Exchequer deficit swells to €14bn as lockdown hits tax take

Paschal Donohoe cites increase in spending and weaker revenues

Minister for Finance Paschal Donohoe.

Minister for Finance Paschal Donohoe.

 

The public finances fell deeper into the red last month as spending on various pandemic-related supports rose and tax receipts fell.

The latest exchequer returns, published by the Department of Finance, show the Government’s budget deficit - on a rolling 12-month basis – swelled to just over €14 billion in February.

This was fuelled by a combination of falling tax revenues and increased spending on financial supports for impacted workers and businesses.

Receipts

The figures show tax receipts for the first two months of the year came to €8.4 billion, which was 9 per cent or €828 million down on the same period last year.

While income tax receipts, at €4 billion, were marginally up on the corresponding period last year, Vat receipts were significantly down, reflecting the current lockdown, which has resulted in the closure of all but essential retail.

Revenue from the sales tax generated €2.65 billion in January and February, which was €400 million or 13 per cent down on last year.

The Department of Finance said as February was a non VAT-due month, the fall-off reflected “the substantial decline seen in January”.

Corporation tax, excise duty, stamp duty and capital gains tax (CGT) were all down on the previous year’s figures.

The Department of Finance last month suspended its normal monthly tax profiles, which are used to benchmark the performance of each tax head, because of the uncertainty caused by Covid-19.

On the spending side, the department said total gross voted expenditure to the end of February amounted to €12.3 billion, which was €2.1 billion or 20.5 per cent higher than the same period in 2020 and €356 million more than what the department had expected.

The main draw on the public purse was spending on the Government’s Employment Wage Subsidy Scheme (EWSS) and the Pandemic Unemployment Payment (PUP).

The two schemes fall under the remit of the Department of Social Protection, which spent just under €2.5 billion for the two-month period, which 35 per cent up on the same period last year.
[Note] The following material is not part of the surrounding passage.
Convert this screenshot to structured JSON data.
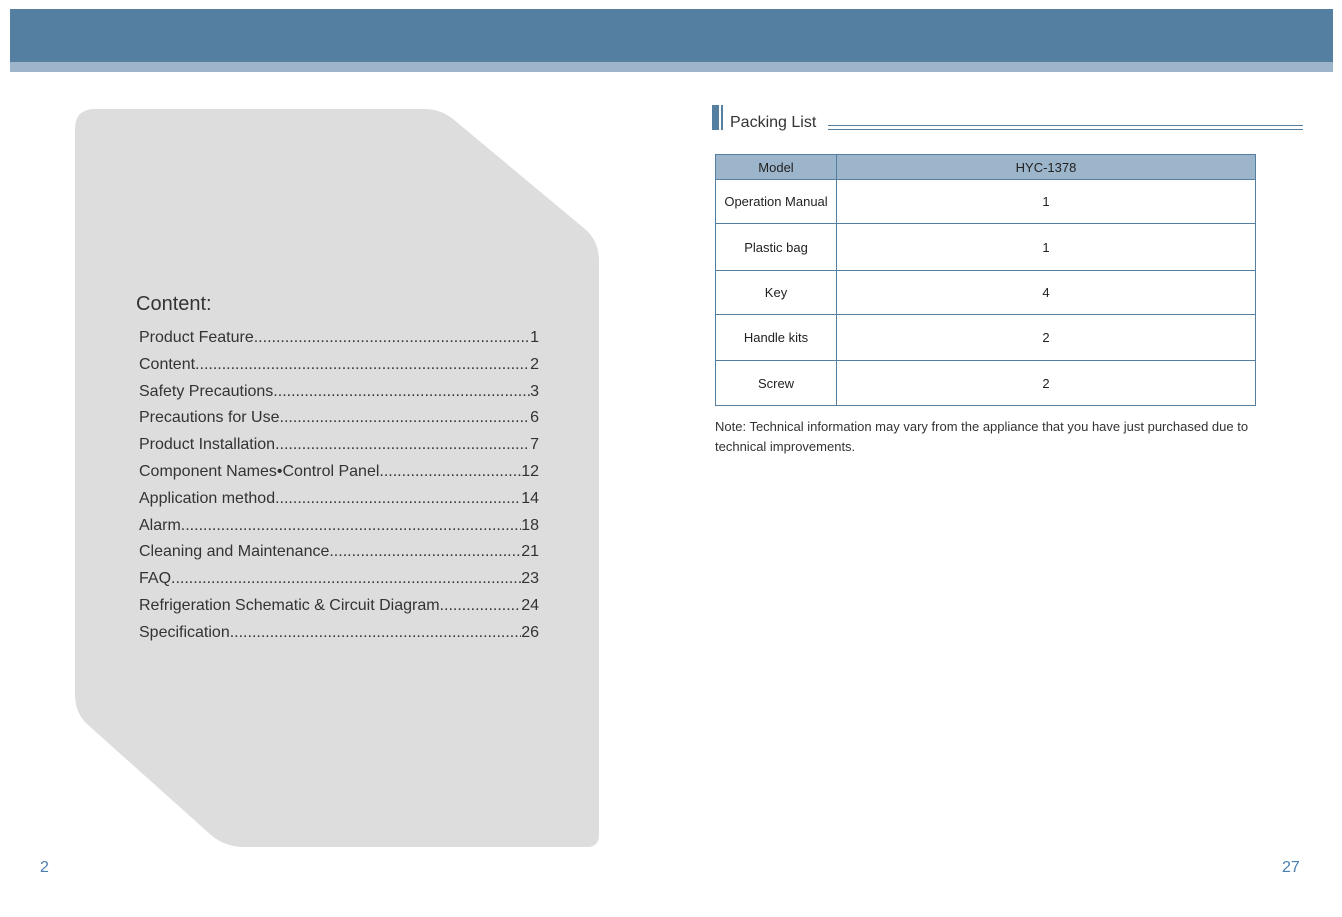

Revenues

Speaking to reporters earlier, Minister for Finance Paschal Donohoe said he expected “that – as restrictions continue – tax revenues will continue to decline and we will continue to run a very significant deficit,” but he noted the ongoing rollout of vaccines provided some grounds for optimism.

Peter Vale, tax partner with Grant Thornton Ireland, said : “February is a quiet month for VAT so nothing much should be read into the figures for this month, down 13 per cent year to date”.

“ March 2020 saw VAT receipts drop by 50 per cent in the month; despite the lockdown this is unlikely to be repeated next month as consumers have adjusted to the new environment,” Mr Vale said.

“However it’s clear that Government supports continue to prop up much of the economy. Until a successful roll out of vaccines has taken place, it’s difficult to see a significant pick-up in economic activity and a return to more positive exchequer figures, particularly on the VAT and income tax front,” he said.